The undergraduate is working at home, making improvements to the use-ability of our Perl model of USS evolution, while I'm here doing some test runs with the slightly unwieldy version we have now.
This is the version that incorporates the first major improvement. Instead of a single "best-score" fragment recombining with the genome in each cycle, each of the scored fragments can recombine with the genome, with a probability proportional to its score. In principle this should allow the recombination to introduce new USS-like sequences faster than they are lost from the genome by mutation. But in practice the USS-score of the genome drifts up and down but doesn't consistently increase.
"When in doubt, run more controls."

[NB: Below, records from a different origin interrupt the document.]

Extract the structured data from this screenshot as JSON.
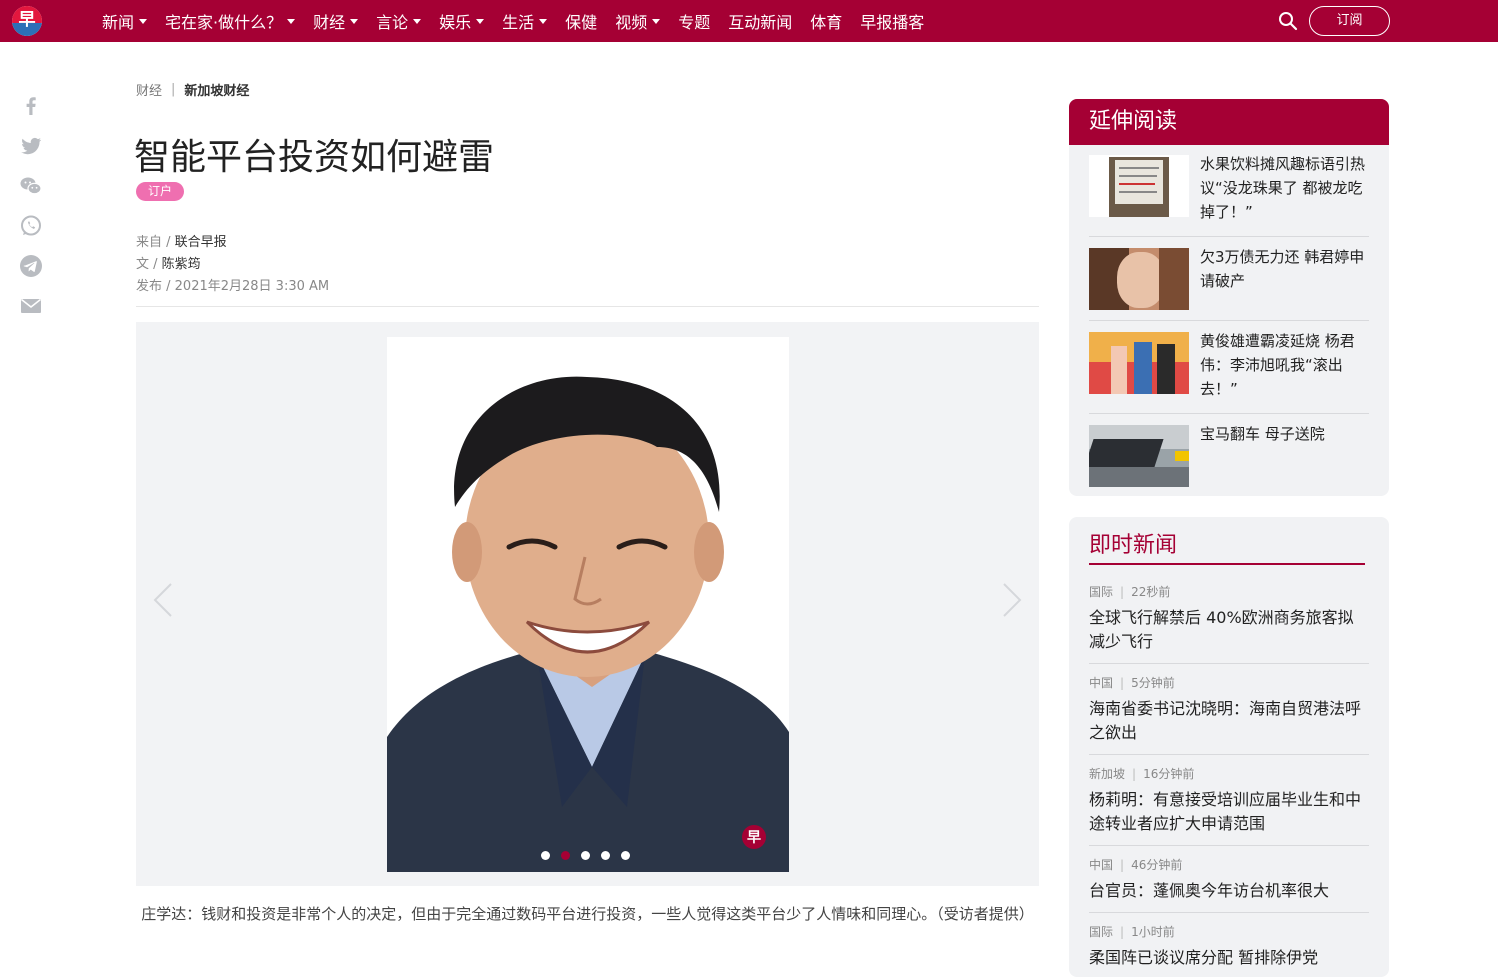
{
  "nav": {
    "items": [
      {
        "label": "新闻",
        "dropdown": true
      },
      {
        "label": "宅在家·做什么？",
        "dropdown": true
      },
      {
        "label": "财经",
        "dropdown": true
      },
      {
        "label": "言论",
        "dropdown": true
      },
      {
        "label": "娱乐",
        "dropdown": true
      },
      {
        "label": "生活",
        "dropdown": true
      },
      {
        "label": "保健",
        "dropdown": false
      },
      {
        "label": "视频",
        "dropdown": true
      },
      {
        "label": "专题",
        "dropdown": false
      },
      {
        "label": "互动新闻",
        "dropdown": false
      },
      {
        "label": "体育",
        "dropdown": false
      },
      {
        "label": "早报播客",
        "dropdown": false
      }
    ],
    "logo_char": "早",
    "subscribe_label": "订阅",
    "search_icon": "search-icon"
  },
  "share": {
    "icons": [
      "facebook-icon",
      "twitter-icon",
      "wechat-icon",
      "whatsapp-icon",
      "telegram-icon",
      "email-icon"
    ]
  },
  "article": {
    "breadcrumb": {
      "parent": "财经",
      "separator": "|",
      "current": "新加坡财经"
    },
    "title": "智能平台投资如何避雷",
    "badge": "订户",
    "source_label": "来自 / ",
    "source": "联合早报",
    "author_label": "文 / ",
    "author": "陈紫筠",
    "published_label": "发布 / ",
    "published": "2021年2月28日 3:30 AM",
    "caption": "庄学达：钱财和投资是非常个人的决定，但由于完全通过数码平台进行投资，一些人觉得这类平台少了人情味和同理心。（受访者提供）",
    "slides_total": 5,
    "slide_active": 2
  },
  "related": {
    "title": "延伸阅读",
    "items": [
      {
        "text": "水果饮料摊风趣标语引热议“没龙珠果了 都被龙吃掉了！”"
      },
      {
        "text": "欠3万债无力还 韩君婷申请破产"
      },
      {
        "text": "黄俊雄遭霸凌延烧 杨君伟：李沛旭吼我“滚出去！”"
      },
      {
        "text": "宝马翻车 母子送院"
      }
    ]
  },
  "latest": {
    "title": "即时新闻",
    "items": [
      {
        "cat": "国际",
        "time": "22秒前",
        "headline": "全球飞行解禁后 40%欧洲商务旅客拟减少飞行"
      },
      {
        "cat": "中国",
        "time": "5分钟前",
        "headline": "海南省委书记沈晓明：海南自贸港法呼之欲出"
      },
      {
        "cat": "新加坡",
        "time": "16分钟前",
        "headline": "杨莉明：有意接受培训应届毕业生和中途转业者应扩大申请范围"
      },
      {
        "cat": "中国",
        "time": "46分钟前",
        "headline": "台官员：蓬佩奥今年访台机率很大"
      },
      {
        "cat": "国际",
        "time": "1小时前",
        "headline": "柔国阵已谈议席分配 暂排除伊党"
      }
    ]
  },
  "colors": {
    "brand": "#a50034",
    "badge": "#ef6fb0",
    "panel_bg": "#f1f2f4"
  }
}
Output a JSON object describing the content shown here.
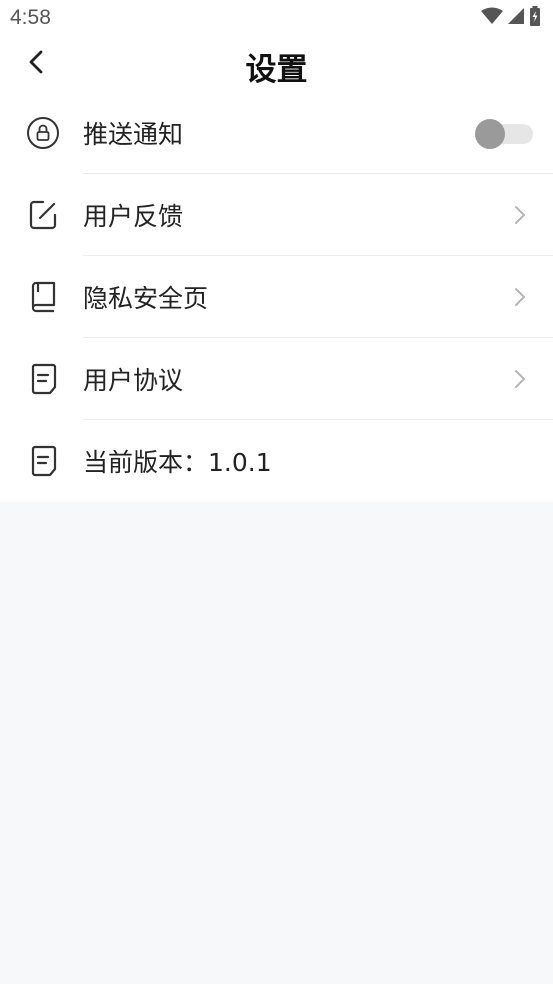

So I've made a modified version of this program that has the same feature as our PositiveControl.pl program (it's name is PositiveControlv2.pl). Instead of mutating random fragments and recombining them back into the genome, it replaces their sequences with perfect USS cores. Of course the fragments need to be the same length as the core.
OK, this positive control tells me that the program is doing what it should. 10 fragments are recombining into the genome each cycle, which is what should happen to the 10 fragments the program considers each generation. Now I'll test PositiveControlv3, which puts in an imperfect USS instead of a perfect one. If the program is doing what I want, on average 8 of the 10 fragments will recombine each generation, and the genome score will not get as high as with perfect USSs.
OK, that worked too. So I think the problem may not be with the implementation of the code, but with the design of this version of the model. Back to the drawing board... (literally, back to the big whiteboard in the hall outside my office).
Don't do this: 150 medical practices that all fail, especially acupuncture
16 hours ago in Genomics, Medicine, and Pseudoscience